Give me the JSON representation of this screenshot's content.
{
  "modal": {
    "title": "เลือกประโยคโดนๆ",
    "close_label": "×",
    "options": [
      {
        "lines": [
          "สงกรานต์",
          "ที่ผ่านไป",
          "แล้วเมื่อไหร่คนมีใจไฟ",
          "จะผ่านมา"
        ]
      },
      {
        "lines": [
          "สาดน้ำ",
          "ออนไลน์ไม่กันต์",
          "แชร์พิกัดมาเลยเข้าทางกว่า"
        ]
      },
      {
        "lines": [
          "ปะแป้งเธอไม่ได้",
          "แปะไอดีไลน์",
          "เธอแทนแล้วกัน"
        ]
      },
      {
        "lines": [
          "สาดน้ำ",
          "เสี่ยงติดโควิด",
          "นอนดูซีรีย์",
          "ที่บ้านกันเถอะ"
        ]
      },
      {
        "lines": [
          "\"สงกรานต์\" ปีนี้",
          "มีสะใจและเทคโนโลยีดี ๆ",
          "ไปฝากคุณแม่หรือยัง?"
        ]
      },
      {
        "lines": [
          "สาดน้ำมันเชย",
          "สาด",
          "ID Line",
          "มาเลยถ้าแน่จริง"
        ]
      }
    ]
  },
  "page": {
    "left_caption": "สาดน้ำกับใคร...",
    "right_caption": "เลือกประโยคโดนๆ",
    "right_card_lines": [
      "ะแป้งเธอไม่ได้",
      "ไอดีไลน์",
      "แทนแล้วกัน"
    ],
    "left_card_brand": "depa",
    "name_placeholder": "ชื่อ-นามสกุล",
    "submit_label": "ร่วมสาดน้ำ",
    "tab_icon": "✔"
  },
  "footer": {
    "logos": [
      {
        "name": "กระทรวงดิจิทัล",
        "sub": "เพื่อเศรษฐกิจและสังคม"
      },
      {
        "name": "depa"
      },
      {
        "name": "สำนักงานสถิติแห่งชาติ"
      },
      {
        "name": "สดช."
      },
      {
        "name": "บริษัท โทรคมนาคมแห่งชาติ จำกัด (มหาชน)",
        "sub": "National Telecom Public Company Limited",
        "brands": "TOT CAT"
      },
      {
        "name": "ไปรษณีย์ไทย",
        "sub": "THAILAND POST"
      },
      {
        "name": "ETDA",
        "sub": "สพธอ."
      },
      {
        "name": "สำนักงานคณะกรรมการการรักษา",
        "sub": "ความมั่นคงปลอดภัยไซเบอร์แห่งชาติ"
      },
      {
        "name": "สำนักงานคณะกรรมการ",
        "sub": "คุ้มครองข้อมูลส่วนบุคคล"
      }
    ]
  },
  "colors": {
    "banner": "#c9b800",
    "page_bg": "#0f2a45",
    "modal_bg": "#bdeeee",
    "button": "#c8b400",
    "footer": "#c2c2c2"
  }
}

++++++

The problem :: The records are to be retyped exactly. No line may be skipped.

Task result ::
Give me the JSON representation of this screenshot's content.
{
  "modal": {
    "title": "เลือกประโยคโดนๆ",
    "close_label": "×",
    "options": [
      {
        "lines": [
          "สงกรานต์",
          "ที่ผ่านไป",
          "แล้วเมื่อไหร่คนมีใจไฟ",
          "จะผ่านมา"
        ]
      },
      {
        "lines": [
          "สาดน้ำ",
          "ออนไลน์ไม่กันต์",
          "แชร์พิกัดมาเลยเข้าทางกว่า"
        ]
      },
      {
        "lines": [
          "ปะแป้งเธอไม่ได้",
          "แปะไอดีไลน์",
          "เธอแทนแล้วกัน"
        ]
      },
      {
        "lines": [
          "สาดน้ำ",
          "เสี่ยงติดโควิด",
          "นอนดูซีรีย์",
          "ที่บ้านกันเถอะ"
        ]
      },
      {
        "lines": [
          "\"สงกรานต์\" ปีนี้",
          "มีสะใจและเทคโนโลยีดี ๆ",
          "ไปฝากคุณแม่หรือยัง?"
        ]
      },
      {
        "lines": [
          "สาดน้ำมันเชย",
          "สาด",
          "ID Line",
          "มาเลยถ้าแน่จริง"
        ]
      }
    ]
  },
  "page": {
    "left_caption": "สาดน้ำกับใคร...",
    "right_caption": "เลือกประโยคโดนๆ",
    "right_card_lines": [
      "ะแป้งเธอไม่ได้",
      "ไอดีไลน์",
      "แทนแล้วกัน"
    ],
    "left_card_brand": "depa",
    "name_placeholder": "ชื่อ-นามสกุล",
    "submit_label": "ร่วมสาดน้ำ",
    "tab_icon": "✔"
  },
  "footer": {
    "logos": [
      {
        "name": "กระทรวงดิจิทัล",
        "sub": "เพื่อเศรษฐกิจและสังคม"
      },
      {
        "name": "depa"
      },
      {
        "name": "สำนักงานสถิติแห่งชาติ"
      },
      {
        "name": "สดช."
      },
      {
        "name": "บริษัท โทรคมนาคมแห่งชาติ จำกัด (มหาชน)",
        "sub": "National Telecom Public Company Limited",
        "brands": "TOT CAT"
      },
      {
        "name": "ไปรษณีย์ไทย",
        "sub": "THAILAND POST"
      },
      {
        "name": "ETDA",
        "sub": "สพธอ."
      },
      {
        "name": "สำนักงานคณะกรรมการการรักษา",
        "sub": "ความมั่นคงปลอดภัยไซเบอร์แห่งชาติ"
      },
      {
        "name": "สำนักงานคณะกรรมการ",
        "sub": "คุ้มครองข้อมูลส่วนบุคคล"
      }
    ]
  },
  "colors": {
    "banner": "#c9b800",
    "page_bg": "#0f2a45",
    "modal_bg": "#bdeeee",
    "button": "#c8b400",
    "footer": "#c2c2c2"
  }
}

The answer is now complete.